Before the three-gun, shadow mask CRT was firmly established as a standard for producing colour CRTs, several other novel systems were developed.
One of these was the PDF (Post Deflection Focusing) Chromatron developed at the University of California. This tube had a single electron gun addressing a pattern of continuous vertical phosphor stripes on its faceplate. As the name suggests, the beam of electrons in this CRT were focused on the required red, green or blue phosphor stripe by electrodes which the beam encountered after it had passed beyond the influence of the deflection yoke. These electrodes were mounted less than half an inch from the phosphor-coated faceplate and took the form of a series of vertically-oriented parallel wires. By altering the way current flowed through pairs of these electrodes, the electron beam could be made to pass directly between them or be deflected slightly to left or right and so made to strike the desired colour of phosphor stripe. The Chromatron was produced by Sony in the early 1960’s but was dropped after a short while because of manufacturing difficulties.
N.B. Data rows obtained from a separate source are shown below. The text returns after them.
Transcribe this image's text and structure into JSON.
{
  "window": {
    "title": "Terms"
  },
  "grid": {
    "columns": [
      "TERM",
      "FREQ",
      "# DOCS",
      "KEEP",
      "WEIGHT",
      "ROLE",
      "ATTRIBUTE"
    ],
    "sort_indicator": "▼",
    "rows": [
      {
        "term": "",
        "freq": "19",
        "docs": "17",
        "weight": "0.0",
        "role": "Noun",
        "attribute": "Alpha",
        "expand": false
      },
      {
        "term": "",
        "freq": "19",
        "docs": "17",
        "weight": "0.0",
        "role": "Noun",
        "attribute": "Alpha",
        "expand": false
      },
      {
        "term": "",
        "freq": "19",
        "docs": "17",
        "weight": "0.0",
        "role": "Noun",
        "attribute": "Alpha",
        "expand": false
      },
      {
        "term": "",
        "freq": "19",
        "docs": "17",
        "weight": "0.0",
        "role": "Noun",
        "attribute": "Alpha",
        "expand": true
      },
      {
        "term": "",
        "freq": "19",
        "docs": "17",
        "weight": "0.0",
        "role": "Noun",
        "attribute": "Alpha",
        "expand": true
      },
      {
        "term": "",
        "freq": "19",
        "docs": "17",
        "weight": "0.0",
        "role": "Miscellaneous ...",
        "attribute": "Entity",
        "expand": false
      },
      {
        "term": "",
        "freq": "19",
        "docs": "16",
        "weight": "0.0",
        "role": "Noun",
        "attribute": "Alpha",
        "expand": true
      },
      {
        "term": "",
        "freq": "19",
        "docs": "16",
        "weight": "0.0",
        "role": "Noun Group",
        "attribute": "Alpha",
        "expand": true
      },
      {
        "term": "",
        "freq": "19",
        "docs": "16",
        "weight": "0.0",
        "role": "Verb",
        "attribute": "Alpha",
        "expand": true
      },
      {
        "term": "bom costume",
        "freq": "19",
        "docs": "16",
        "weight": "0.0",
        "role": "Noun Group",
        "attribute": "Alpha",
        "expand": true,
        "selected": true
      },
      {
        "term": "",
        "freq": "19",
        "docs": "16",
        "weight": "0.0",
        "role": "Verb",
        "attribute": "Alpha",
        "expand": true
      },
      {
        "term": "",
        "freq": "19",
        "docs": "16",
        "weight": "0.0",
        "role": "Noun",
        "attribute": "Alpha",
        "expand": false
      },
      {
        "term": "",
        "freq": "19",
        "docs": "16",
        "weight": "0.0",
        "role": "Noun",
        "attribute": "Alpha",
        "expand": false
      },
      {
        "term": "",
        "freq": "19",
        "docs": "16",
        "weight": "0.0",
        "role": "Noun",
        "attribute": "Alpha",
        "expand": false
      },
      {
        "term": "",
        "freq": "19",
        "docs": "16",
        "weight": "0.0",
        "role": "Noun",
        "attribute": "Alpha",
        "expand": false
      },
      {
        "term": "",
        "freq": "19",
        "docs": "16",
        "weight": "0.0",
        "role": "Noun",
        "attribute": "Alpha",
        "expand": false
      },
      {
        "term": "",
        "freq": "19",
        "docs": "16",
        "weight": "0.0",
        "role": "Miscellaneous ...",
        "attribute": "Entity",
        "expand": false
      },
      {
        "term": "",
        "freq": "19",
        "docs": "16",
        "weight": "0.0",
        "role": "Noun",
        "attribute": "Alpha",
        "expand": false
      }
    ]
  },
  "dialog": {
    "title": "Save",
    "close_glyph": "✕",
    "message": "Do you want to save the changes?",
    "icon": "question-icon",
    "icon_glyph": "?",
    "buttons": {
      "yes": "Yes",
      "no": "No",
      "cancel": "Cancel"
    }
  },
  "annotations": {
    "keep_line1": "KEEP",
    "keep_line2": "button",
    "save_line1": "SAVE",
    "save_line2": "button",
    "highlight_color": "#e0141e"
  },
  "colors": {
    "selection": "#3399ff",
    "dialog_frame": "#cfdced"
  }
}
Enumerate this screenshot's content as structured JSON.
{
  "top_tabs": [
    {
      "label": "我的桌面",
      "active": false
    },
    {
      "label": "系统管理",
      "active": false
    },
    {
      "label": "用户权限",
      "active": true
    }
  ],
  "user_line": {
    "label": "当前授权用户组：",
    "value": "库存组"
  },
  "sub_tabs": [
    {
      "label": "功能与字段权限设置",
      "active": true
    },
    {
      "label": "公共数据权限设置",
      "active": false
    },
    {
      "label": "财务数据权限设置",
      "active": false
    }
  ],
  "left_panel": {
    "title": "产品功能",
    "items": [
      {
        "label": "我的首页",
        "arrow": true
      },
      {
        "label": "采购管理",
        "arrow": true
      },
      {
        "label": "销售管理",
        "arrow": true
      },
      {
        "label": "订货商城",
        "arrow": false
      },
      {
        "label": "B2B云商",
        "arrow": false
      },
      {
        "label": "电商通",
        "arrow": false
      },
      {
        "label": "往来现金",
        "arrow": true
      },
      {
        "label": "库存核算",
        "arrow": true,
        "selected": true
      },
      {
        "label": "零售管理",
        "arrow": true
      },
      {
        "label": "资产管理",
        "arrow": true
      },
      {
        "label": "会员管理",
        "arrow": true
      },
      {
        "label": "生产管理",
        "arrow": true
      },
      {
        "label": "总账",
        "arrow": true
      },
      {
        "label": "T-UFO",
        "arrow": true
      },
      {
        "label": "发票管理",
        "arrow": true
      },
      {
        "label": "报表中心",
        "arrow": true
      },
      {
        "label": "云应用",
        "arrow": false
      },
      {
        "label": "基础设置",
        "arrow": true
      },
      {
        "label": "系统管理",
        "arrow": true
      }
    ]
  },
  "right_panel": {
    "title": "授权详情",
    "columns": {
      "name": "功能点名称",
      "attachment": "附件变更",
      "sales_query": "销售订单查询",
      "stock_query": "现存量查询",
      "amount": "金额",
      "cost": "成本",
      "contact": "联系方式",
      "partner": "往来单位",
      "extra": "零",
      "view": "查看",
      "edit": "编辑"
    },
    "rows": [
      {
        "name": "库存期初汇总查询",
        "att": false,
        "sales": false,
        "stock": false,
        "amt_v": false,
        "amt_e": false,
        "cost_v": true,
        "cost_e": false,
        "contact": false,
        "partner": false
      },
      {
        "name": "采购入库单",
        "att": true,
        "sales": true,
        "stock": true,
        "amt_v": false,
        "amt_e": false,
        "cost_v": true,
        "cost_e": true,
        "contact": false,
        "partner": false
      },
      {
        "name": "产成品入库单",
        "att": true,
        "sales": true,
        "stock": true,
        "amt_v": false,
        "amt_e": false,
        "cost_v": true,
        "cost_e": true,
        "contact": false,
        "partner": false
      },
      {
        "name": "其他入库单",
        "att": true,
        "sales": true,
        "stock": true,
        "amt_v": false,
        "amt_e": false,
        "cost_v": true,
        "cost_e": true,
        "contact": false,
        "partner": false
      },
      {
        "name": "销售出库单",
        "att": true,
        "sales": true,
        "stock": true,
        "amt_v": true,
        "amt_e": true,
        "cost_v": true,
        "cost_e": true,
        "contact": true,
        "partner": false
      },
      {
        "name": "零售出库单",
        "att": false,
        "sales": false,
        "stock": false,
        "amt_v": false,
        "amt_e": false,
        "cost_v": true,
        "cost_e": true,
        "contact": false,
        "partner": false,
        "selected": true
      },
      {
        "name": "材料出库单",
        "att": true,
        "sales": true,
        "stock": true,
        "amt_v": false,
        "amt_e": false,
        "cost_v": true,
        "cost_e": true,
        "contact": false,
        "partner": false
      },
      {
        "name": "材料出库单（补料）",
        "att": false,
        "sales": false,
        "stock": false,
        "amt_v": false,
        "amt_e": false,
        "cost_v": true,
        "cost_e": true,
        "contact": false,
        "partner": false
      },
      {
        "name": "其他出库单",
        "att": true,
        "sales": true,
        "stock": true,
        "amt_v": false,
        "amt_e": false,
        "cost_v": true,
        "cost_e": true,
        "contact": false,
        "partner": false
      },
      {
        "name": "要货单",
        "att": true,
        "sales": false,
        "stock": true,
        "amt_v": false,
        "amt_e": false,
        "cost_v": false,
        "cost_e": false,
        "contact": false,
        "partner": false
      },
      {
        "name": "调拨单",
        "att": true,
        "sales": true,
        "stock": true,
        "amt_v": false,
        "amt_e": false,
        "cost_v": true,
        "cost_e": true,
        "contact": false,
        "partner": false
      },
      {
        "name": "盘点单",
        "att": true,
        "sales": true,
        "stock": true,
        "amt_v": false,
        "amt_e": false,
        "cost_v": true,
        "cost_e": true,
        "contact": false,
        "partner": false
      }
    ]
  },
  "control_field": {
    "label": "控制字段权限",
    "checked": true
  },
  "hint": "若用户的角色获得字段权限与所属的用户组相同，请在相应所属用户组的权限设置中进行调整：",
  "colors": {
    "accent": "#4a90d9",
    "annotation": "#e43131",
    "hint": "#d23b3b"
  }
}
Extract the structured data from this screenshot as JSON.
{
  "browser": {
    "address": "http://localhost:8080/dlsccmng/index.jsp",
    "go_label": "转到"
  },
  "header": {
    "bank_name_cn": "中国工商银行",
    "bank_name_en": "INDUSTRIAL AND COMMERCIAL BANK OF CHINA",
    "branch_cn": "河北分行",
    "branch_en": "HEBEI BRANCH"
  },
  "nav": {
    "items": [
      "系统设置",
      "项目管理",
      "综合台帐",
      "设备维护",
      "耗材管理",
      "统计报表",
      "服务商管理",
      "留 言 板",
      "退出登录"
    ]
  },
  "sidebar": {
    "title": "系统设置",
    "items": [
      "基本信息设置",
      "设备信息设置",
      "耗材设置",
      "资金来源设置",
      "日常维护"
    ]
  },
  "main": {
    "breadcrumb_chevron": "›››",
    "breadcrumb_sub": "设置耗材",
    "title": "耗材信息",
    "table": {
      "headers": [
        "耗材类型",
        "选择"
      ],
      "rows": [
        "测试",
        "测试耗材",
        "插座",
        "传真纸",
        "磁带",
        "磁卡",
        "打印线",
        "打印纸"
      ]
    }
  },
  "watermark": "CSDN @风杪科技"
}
In 1968, however, Sony introduced the Trinitron tube which also uses a single electron gun and a vertically aligned series of wires mounted close to the CRT’s faceplate. Unlike the Chromatron, the Trinitron’s single gun produces three separate electron beams, one for each phosphor stripe. Consequently, it has no need to use the array of wires as electrons. Why, then, use these wires, which Sony calls an aperture grille, if they are not needed as electrodes? Sony found that the arrangement of wires and phosphor stripes meant a greater number of electrons reaching the phosphor, which covers more of the screen area, leading to a brighter picture and better colour purity. Sony also found a reduction in the moiré patterning found in shadow mask tubes. The one gun three beam approach also meant tighter focus for higher beam currents.